<<<<

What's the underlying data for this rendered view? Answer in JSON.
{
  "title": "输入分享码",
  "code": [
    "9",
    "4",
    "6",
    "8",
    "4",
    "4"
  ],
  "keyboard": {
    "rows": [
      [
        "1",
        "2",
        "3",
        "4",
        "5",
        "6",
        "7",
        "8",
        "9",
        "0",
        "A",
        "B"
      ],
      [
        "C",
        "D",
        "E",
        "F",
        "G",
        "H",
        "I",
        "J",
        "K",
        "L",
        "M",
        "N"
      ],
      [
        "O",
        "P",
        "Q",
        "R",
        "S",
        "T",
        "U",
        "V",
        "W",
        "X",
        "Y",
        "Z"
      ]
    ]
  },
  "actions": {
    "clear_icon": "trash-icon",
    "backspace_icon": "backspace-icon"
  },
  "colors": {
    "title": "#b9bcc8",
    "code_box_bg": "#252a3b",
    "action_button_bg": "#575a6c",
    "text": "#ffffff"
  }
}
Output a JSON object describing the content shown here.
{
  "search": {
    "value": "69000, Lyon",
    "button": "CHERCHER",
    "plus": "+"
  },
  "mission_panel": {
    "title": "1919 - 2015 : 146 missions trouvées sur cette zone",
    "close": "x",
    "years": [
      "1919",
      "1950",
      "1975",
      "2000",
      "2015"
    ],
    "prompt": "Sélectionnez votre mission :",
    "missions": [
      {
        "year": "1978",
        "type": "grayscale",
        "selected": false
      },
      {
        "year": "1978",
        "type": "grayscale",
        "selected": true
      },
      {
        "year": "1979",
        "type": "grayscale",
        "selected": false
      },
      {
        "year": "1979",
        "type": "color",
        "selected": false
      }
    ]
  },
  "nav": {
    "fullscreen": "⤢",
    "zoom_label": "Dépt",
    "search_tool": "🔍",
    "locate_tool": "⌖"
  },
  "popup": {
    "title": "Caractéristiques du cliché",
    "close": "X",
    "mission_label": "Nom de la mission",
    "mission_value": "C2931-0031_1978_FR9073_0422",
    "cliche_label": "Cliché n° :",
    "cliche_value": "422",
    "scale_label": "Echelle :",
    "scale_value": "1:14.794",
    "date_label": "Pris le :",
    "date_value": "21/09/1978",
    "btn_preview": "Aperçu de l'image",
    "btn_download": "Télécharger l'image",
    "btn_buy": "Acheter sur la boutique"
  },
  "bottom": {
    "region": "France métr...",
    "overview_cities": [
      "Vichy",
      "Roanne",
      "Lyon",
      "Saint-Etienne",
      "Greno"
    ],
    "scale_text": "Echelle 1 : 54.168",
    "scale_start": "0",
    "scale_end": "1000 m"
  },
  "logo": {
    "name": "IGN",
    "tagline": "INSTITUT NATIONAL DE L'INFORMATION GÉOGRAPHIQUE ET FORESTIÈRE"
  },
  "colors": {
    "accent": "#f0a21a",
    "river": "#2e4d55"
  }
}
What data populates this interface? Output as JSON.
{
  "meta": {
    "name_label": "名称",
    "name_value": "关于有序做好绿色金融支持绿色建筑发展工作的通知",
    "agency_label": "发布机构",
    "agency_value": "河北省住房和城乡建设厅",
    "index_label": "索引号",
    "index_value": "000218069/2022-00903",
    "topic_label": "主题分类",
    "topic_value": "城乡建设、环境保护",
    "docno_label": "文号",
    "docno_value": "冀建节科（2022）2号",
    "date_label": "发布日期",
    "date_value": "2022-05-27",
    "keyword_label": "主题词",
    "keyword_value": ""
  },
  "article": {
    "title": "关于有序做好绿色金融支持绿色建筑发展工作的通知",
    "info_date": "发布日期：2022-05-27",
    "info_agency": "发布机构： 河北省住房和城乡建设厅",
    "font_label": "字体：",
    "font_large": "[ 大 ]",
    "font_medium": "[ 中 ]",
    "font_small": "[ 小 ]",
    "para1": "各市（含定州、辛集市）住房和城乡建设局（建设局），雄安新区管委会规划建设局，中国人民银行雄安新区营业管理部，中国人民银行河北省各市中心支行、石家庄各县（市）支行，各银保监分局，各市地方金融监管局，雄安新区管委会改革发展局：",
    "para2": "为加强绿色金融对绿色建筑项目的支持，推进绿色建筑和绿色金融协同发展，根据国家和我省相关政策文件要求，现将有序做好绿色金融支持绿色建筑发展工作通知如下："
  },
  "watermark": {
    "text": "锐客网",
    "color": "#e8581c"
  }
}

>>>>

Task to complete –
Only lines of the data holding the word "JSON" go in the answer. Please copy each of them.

The completed task –
What's the underlying data for this rendered view? Answer in JSON.
Output a JSON object describing the content shown here.
What data populates this interface? Output as JSON.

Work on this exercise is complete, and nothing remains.